Excerpts from an interface dataset:
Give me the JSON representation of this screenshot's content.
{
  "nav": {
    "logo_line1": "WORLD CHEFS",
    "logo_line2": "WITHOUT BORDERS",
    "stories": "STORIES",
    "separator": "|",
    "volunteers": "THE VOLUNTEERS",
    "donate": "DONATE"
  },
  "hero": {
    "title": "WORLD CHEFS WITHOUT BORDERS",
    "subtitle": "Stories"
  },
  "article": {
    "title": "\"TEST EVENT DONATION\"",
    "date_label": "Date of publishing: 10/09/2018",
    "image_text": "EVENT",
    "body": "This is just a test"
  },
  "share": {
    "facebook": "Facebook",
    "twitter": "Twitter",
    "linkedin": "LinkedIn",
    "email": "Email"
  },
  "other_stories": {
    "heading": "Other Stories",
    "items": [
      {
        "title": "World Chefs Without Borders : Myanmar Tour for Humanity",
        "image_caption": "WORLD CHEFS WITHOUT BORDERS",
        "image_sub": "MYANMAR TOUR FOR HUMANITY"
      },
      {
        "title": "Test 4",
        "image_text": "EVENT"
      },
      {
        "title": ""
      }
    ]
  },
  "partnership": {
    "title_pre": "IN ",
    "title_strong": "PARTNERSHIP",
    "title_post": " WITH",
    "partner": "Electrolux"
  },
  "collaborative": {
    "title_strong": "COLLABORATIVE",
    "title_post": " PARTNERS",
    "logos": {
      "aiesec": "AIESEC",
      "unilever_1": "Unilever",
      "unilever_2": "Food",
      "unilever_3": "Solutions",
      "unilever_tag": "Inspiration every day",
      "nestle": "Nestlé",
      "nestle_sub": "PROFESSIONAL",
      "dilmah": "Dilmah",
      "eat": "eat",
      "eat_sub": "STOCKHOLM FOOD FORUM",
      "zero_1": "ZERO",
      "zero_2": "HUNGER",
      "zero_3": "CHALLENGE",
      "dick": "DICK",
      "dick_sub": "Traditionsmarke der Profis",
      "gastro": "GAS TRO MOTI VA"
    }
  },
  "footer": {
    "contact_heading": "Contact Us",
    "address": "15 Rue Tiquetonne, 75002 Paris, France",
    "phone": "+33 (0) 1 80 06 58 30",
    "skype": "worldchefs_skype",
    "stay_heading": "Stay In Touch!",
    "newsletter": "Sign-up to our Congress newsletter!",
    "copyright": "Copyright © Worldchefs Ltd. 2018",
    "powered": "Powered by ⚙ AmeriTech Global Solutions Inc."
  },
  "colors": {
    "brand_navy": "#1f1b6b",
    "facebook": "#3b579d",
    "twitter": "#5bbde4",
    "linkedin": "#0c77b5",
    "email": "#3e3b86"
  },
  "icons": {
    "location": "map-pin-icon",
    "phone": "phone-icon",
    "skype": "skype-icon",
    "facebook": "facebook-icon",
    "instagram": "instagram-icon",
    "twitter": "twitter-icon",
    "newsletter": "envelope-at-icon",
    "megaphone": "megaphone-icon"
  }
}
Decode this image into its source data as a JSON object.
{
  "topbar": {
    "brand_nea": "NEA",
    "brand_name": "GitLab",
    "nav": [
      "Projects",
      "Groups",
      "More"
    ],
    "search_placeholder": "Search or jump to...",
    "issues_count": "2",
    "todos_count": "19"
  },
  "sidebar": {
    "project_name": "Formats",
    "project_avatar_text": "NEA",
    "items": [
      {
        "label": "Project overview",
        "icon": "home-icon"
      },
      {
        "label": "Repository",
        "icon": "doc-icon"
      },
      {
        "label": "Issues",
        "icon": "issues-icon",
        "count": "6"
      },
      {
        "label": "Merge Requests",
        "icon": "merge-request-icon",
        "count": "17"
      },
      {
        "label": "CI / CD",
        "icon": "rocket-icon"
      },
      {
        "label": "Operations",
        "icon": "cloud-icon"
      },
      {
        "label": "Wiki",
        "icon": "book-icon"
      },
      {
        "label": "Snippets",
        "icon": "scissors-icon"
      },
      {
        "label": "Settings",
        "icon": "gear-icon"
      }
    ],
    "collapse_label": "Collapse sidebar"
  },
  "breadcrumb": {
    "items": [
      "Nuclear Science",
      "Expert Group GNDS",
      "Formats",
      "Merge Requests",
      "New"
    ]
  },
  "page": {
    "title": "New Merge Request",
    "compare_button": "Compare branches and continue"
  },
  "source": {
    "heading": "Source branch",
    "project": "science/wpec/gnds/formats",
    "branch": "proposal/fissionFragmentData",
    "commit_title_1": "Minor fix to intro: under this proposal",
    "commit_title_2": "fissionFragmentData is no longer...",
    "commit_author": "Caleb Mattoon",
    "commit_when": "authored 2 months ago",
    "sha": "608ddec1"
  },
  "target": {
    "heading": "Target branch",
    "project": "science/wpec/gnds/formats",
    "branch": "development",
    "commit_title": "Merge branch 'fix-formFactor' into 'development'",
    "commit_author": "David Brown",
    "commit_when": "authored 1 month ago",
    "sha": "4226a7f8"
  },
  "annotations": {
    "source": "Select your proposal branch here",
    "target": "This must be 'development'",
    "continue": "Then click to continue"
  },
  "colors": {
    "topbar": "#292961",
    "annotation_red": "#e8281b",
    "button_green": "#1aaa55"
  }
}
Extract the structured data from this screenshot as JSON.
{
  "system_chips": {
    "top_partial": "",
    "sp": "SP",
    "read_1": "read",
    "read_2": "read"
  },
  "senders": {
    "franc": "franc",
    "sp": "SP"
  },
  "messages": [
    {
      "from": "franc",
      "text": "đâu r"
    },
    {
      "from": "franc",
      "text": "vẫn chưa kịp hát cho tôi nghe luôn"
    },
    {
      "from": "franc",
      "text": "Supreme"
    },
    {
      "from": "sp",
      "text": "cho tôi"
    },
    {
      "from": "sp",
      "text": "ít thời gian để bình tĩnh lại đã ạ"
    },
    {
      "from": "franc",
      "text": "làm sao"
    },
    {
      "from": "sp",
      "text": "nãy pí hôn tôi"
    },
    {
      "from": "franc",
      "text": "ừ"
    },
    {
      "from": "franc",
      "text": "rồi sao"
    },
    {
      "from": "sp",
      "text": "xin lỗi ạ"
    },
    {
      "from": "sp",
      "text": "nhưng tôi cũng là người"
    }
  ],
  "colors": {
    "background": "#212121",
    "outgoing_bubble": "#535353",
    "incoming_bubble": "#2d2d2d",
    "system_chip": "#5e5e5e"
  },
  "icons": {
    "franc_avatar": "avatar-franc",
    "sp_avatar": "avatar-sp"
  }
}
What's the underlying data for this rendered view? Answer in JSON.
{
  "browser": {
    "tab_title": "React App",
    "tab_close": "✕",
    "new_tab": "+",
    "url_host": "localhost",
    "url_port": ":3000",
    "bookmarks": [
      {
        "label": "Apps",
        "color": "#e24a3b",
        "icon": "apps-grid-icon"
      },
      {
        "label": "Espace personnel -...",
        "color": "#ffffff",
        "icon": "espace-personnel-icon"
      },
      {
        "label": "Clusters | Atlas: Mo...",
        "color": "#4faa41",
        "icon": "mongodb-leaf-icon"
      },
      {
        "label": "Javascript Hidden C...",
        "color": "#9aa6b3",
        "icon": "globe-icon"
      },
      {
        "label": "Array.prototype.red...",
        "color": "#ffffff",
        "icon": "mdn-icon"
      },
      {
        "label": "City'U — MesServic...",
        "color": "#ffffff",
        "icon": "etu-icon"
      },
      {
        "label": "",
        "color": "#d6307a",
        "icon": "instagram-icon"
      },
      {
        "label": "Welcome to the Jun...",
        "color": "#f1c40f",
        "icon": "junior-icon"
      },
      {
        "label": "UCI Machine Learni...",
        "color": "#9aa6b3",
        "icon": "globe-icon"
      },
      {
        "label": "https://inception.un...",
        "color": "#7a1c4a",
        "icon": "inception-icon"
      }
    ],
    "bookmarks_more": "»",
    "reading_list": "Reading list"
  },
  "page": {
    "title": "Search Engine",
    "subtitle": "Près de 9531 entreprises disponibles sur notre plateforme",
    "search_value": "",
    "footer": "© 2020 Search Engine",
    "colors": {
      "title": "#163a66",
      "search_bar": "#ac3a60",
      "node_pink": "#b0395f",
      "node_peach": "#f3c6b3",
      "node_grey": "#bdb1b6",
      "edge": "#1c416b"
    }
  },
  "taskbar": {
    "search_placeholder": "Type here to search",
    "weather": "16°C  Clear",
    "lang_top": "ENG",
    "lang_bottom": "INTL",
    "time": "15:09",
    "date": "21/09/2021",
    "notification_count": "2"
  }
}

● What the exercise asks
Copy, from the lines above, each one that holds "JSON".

● Result of this exercise
Give me the JSON representation of this screenshot's content.
Decode this image into its source data as a JSON object.
Extract the structured data from this screenshot as JSON.
What's the underlying data for this rendered view? Answer in JSON.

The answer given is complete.